%%

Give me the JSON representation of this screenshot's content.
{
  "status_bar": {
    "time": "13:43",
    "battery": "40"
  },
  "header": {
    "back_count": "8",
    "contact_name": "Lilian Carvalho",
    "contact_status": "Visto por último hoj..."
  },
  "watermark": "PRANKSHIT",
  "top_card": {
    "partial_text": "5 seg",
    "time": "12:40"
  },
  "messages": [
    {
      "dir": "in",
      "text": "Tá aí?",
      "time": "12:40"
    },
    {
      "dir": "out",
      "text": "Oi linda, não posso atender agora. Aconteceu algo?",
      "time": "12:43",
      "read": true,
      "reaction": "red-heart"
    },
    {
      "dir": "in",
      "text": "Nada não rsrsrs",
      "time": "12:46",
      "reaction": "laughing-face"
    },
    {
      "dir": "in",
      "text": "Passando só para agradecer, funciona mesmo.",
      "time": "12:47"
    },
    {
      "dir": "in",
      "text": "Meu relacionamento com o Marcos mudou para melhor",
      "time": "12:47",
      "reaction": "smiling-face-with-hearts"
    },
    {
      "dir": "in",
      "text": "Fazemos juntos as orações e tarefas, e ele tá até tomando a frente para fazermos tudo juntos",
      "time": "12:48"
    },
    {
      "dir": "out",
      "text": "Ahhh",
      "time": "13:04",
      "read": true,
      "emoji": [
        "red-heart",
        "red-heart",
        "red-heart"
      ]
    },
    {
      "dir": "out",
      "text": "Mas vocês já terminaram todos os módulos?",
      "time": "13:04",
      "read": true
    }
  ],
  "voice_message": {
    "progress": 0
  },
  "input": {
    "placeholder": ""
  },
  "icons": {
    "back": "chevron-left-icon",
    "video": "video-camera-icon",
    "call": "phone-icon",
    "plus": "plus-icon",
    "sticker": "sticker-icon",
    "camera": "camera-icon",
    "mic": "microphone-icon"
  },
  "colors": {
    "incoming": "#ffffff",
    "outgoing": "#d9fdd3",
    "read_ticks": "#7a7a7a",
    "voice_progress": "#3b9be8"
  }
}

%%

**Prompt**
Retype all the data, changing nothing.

**Task answer**
Give me the JSON representation of this screenshot's content.
{
  "status_bar": {
    "time": "13:43",
    "battery": "40"
  },
  "header": {
    "back_count": "8",
    "contact_name": "Lilian Carvalho",
    "contact_status": "Visto por último hoj..."
  },
  "watermark": "PRANKSHIT",
  "top_card": {
    "partial_text": "5 seg",
    "time": "12:40"
  },
  "messages": [
    {
      "dir": "in",
      "text": "Tá aí?",
      "time": "12:40"
    },
    {
      "dir": "out",
      "text": "Oi linda, não posso atender agora. Aconteceu algo?",
      "time": "12:43",
      "read": true,
      "reaction": "red-heart"
    },
    {
      "dir": "in",
      "text": "Nada não rsrsrs",
      "time": "12:46",
      "reaction": "laughing-face"
    },
    {
      "dir": "in",
      "text": "Passando só para agradecer, funciona mesmo.",
      "time": "12:47"
    },
    {
      "dir": "in",
      "text": "Meu relacionamento com o Marcos mudou para melhor",
      "time": "12:47",
      "reaction": "smiling-face-with-hearts"
    },
    {
      "dir": "in",
      "text": "Fazemos juntos as orações e tarefas, e ele tá até tomando a frente para fazermos tudo juntos",
      "time": "12:48"
    },
    {
      "dir": "out",
      "text": "Ahhh",
      "time": "13:04",
      "read": true,
      "emoji": [
        "red-heart",
        "red-heart",
        "red-heart"
      ]
    },
    {
      "dir": "out",
      "text": "Mas vocês já terminaram todos os módulos?",
      "time": "13:04",
      "read": true
    }
  ],
  "voice_message": {
    "progress": 0
  },
  "input": {
    "placeholder": ""
  },
  "icons": {
    "back": "chevron-left-icon",
    "video": "video-camera-icon",
    "call": "phone-icon",
    "plus": "plus-icon",
    "sticker": "sticker-icon",
    "camera": "camera-icon",
    "mic": "microphone-icon"
  },
  "colors": {
    "incoming": "#ffffff",
    "outgoing": "#d9fdd3",
    "read_ticks": "#7a7a7a",
    "voice_progress": "#3b9be8"
  }
}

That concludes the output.